---------- Provided records ----------
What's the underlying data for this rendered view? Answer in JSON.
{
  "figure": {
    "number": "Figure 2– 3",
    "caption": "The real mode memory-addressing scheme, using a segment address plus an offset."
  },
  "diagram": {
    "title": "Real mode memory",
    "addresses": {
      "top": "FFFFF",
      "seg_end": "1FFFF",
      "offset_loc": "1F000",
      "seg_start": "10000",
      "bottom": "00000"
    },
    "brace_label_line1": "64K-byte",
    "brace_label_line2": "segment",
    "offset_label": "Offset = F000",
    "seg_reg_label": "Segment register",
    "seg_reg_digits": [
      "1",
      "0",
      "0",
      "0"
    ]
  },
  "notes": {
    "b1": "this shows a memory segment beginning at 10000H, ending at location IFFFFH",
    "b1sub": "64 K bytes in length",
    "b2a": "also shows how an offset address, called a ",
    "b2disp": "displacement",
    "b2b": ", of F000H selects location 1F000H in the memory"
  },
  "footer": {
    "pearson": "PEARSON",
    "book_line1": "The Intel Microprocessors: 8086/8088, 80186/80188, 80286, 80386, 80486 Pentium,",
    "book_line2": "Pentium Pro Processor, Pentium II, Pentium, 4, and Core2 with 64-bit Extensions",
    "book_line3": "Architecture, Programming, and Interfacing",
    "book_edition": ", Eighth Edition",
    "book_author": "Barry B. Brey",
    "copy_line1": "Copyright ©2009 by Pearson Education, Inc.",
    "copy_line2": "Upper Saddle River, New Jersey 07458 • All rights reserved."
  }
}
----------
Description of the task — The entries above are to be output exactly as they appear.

Task output —
What's the underlying data for this rendered view? Answer in JSON.
{
  "figure": {
    "number": "Figure 2– 3",
    "caption": "The real mode memory-addressing scheme, using a segment address plus an offset."
  },
  "diagram": {
    "title": "Real mode memory",
    "addresses": {
      "top": "FFFFF",
      "seg_end": "1FFFF",
      "offset_loc": "1F000",
      "seg_start": "10000",
      "bottom": "00000"
    },
    "brace_label_line1": "64K-byte",
    "brace_label_line2": "segment",
    "offset_label": "Offset = F000",
    "seg_reg_label": "Segment register",
    "seg_reg_digits": [
      "1",
      "0",
      "0",
      "0"
    ]
  },
  "notes": {
    "b1": "this shows a memory segment beginning at 10000H, ending at location IFFFFH",
    "b1sub": "64 K bytes in length",
    "b2a": "also shows how an offset address, called a ",
    "b2disp": "displacement",
    "b2b": ", of F000H selects location 1F000H in the memory"
  },
  "footer": {
    "pearson": "PEARSON",
    "book_line1": "The Intel Microprocessors: 8086/8088, 80186/80188, 80286, 80386, 80486 Pentium,",
    "book_line2": "Pentium Pro Processor, Pentium II, Pentium, 4, and Core2 with 64-bit Extensions",
    "book_line3": "Architecture, Programming, and Interfacing",
    "book_edition": ", Eighth Edition",
    "book_author": "Barry B. Brey",
    "copy_line1": "Copyright ©2009 by Pearson Education, Inc.",
    "copy_line2": "Upper Saddle River, New Jersey 07458 • All rights reserved."
  }
}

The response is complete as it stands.